### What you should do
An exact copy of all the data is required.

[Opening Exercise materials section]

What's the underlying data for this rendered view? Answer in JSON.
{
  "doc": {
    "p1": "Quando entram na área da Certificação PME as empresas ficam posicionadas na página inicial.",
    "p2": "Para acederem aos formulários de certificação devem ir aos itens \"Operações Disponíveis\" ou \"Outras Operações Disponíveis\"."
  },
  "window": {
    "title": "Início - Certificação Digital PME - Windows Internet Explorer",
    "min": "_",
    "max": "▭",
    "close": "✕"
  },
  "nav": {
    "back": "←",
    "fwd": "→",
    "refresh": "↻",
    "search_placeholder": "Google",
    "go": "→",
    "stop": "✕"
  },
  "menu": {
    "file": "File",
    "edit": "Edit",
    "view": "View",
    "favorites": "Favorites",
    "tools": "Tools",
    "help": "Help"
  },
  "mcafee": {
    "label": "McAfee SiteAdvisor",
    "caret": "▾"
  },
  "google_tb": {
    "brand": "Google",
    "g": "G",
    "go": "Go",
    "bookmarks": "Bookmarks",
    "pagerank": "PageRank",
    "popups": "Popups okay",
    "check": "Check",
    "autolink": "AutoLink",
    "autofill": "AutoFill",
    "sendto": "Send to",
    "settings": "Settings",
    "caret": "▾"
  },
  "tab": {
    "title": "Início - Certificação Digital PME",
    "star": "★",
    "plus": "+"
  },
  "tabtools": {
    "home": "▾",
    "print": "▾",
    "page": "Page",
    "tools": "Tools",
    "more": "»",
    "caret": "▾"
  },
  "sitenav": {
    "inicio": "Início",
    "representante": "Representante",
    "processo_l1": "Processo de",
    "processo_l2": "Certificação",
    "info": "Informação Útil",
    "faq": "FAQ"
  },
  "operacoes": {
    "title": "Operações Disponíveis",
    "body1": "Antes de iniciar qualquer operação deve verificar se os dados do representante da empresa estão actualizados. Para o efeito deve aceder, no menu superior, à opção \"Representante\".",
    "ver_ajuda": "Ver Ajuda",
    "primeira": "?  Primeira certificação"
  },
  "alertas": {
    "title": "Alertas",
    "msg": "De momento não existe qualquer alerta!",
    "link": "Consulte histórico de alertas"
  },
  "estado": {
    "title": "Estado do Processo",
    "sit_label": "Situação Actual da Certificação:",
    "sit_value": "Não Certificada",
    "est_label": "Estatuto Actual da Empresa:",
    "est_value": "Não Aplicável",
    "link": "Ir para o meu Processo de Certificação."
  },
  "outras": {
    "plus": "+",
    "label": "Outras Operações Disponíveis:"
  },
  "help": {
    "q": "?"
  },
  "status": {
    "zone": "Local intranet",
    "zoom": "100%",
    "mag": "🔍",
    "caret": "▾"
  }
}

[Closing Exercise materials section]

### Solution below
What's the underlying data for this rendered view? Answer in JSON.
{
  "doc": {
    "p1": "Quando entram na área da Certificação PME as empresas ficam posicionadas na página inicial.",
    "p2": "Para acederem aos formulários de certificação devem ir aos itens \"Operações Disponíveis\" ou \"Outras Operações Disponíveis\"."
  },
  "window": {
    "title": "Início - Certificação Digital PME - Windows Internet Explorer",
    "min": "_",
    "max": "▭",
    "close": "✕"
  },
  "nav": {
    "back": "←",
    "fwd": "→",
    "refresh": "↻",
    "search_placeholder": "Google",
    "go": "→",
    "stop": "✕"
  },
  "menu": {
    "file": "File",
    "edit": "Edit",
    "view": "View",
    "favorites": "Favorites",
    "tools": "Tools",
    "help": "Help"
  },
  "mcafee": {
    "label": "McAfee SiteAdvisor",
    "caret": "▾"
  },
  "google_tb": {
    "brand": "Google",
    "g": "G",
    "go": "Go",
    "bookmarks": "Bookmarks",
    "pagerank": "PageRank",
    "popups": "Popups okay",
    "check": "Check",
    "autolink": "AutoLink",
    "autofill": "AutoFill",
    "sendto": "Send to",
    "settings": "Settings",
    "caret": "▾"
  },
  "tab": {
    "title": "Início - Certificação Digital PME",
    "star": "★",
    "plus": "+"
  },
  "tabtools": {
    "home": "▾",
    "print": "▾",
    "page": "Page",
    "tools": "Tools",
    "more": "»",
    "caret": "▾"
  },
  "sitenav": {
    "inicio": "Início",
    "representante": "Representante",
    "processo_l1": "Processo de",
    "processo_l2": "Certificação",
    "info": "Informação Útil",
    "faq": "FAQ"
  },
  "operacoes": {
    "title": "Operações Disponíveis",
    "body1": "Antes de iniciar qualquer operação deve verificar se os dados do representante da empresa estão actualizados. Para o efeito deve aceder, no menu superior, à opção \"Representante\".",
    "ver_ajuda": "Ver Ajuda",
    "primeira": "?  Primeira certificação"
  },
  "alertas": {
    "title": "Alertas",
    "msg": "De momento não existe qualquer alerta!",
    "link": "Consulte histórico de alertas"
  },
  "estado": {
    "title": "Estado do Processo",
    "sit_label": "Situação Actual da Certificação:",
    "sit_value": "Não Certificada",
    "est_label": "Estatuto Actual da Empresa:",
    "est_value": "Não Aplicável",
    "link": "Ir para o meu Processo de Certificação."
  },
  "outras": {
    "plus": "+",
    "label": "Outras Operações Disponíveis:"
  },
  "help": {
    "q": "?"
  },
  "status": {
    "zone": "Local intranet",
    "zoom": "100%",
    "mag": "🔍",
    "caret": "▾"
  }
}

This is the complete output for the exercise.